While in many cases the deployments of foot troops discussed in these manuals tend towards the theoretical rather than actually reflecting those used in the field, it helped me better understand the texts and posed interesting challenges in working with the blocks and the space available on the base.

Overall, the main Irregular Miniatures blocks I used for these bases were:
  • RBG7, 45 figure 1-2 pike/shot unit (15 pike/30 shot);
  • RBG12, 3-rank Forlorn Hope - 15 figures;
  • RBG33, 15 figure Pike block;
  • RBG25 Command - 2 figures;
  • RBG9, Swiss/Landsknecht pike unit (40 pikes);
  • BG2, Infantry in three ranks (24 figures) (these are from the Horse and Musket range; but make great musket units);
  • Oh, and of course, the Tercio! - RBG10, Tercio (100 figures 40 pike/60 shot).
What rules, you ask? I have yet to track down a set of rules that I am totally happy with for either TYW or ACW gaming in 2mm. Nevertheless, for TYW, I have been considering Polemos ECW, the 2 by 2 variants from the 2mm Yahoo Group, Jackson Gamers' English Civil War Rules 'Charge yr Pike! and the free older version of Father Tilly (version 3).

My basing scheme is using a 50mm x 25mm bases (c. 2"x1") for foot and cavalry with each foot base being a regiment and each cavalry base a squadron. Command and artillery (and possibly detachments of shot) will be on 25 x 25mm (c. 1" x 1") bases. So, basically, a scaled down Polemos basing system.
For larger regiments of foot I used the RBG9 pike block with wings of two blocks of BG2 for the musket. In come cases I  used some RBG12 as musket either deployed forward as the Forlorn Hope or to the
rear as reserves.
When laying out the regiments I found it very useful to rule up the base to help with positioning the pike and musket blocks (RGB12 and RGB33 in this case). It gave them a nice, crisp military feel.
In this case, I'm laying out 'a squadron or third part of a Swedish Brigade' as described by Bariffe, in Military Discipline..., p. 172.
All three squadrons deployed in the style of the Swedish Brigade.
Rather than laying out some units in with their pike to the left or right (depending on their flank), and with musket in reserve at the rear, I based all of the three squadrons as laid out on p. 172 - assuming the commander would deploy as necessary!
Bariffe goes on to describe a series of deployments for 'imbattelling larger numbers' (Military Discipline..., p. 130. In the next series of bases I have adopted various forms of the 'double Crosse-Battle.' In describing these forms of deploying regiments/squadrons of foot, Bariffe notes they '...may bring most hands to the fight, with conveniency, so that one part of your Battle doe not cumber or hinder the other...' (p. 130).
In this second form, after the musketeers have '...fired once or twice over, the Front-division of Pikes may move forwards, porting, until they range-even with the front of the Musquettiers, and there charge their Pikes: The Musquettiers still continuing their Firing. The Reer divisions of Pikes, in the mean time facing to the right and left-outward, and sleeving-up the flanks of the Reer-division of Musquettiers; there in like manner charging their Pikes. either to the front or flanks...' (p. 132)

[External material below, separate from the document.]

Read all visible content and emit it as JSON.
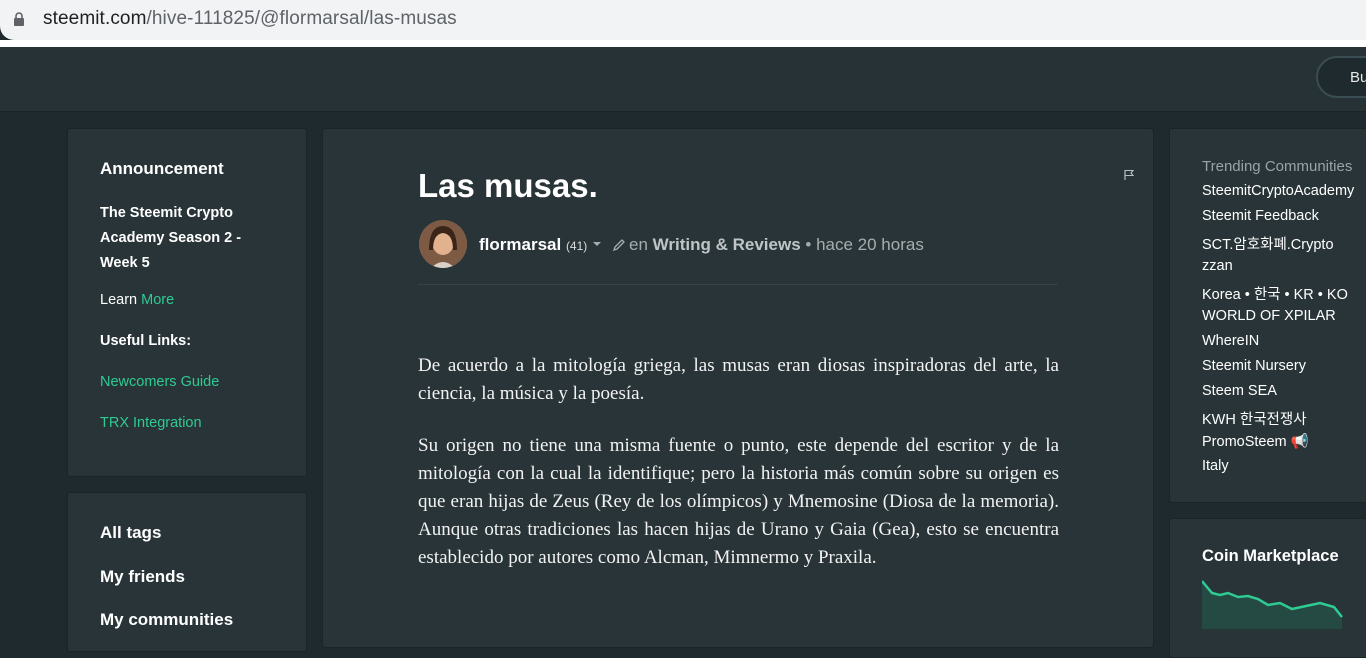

Finally, below are a few pictures of my first attempts to pain some of the above bases. I have gone for fairly generic colour schemes. I have used the same approach as my ACW 2mm basing where I paint a discoloured patch to the rear of units to represent their footprints in the frost/snow.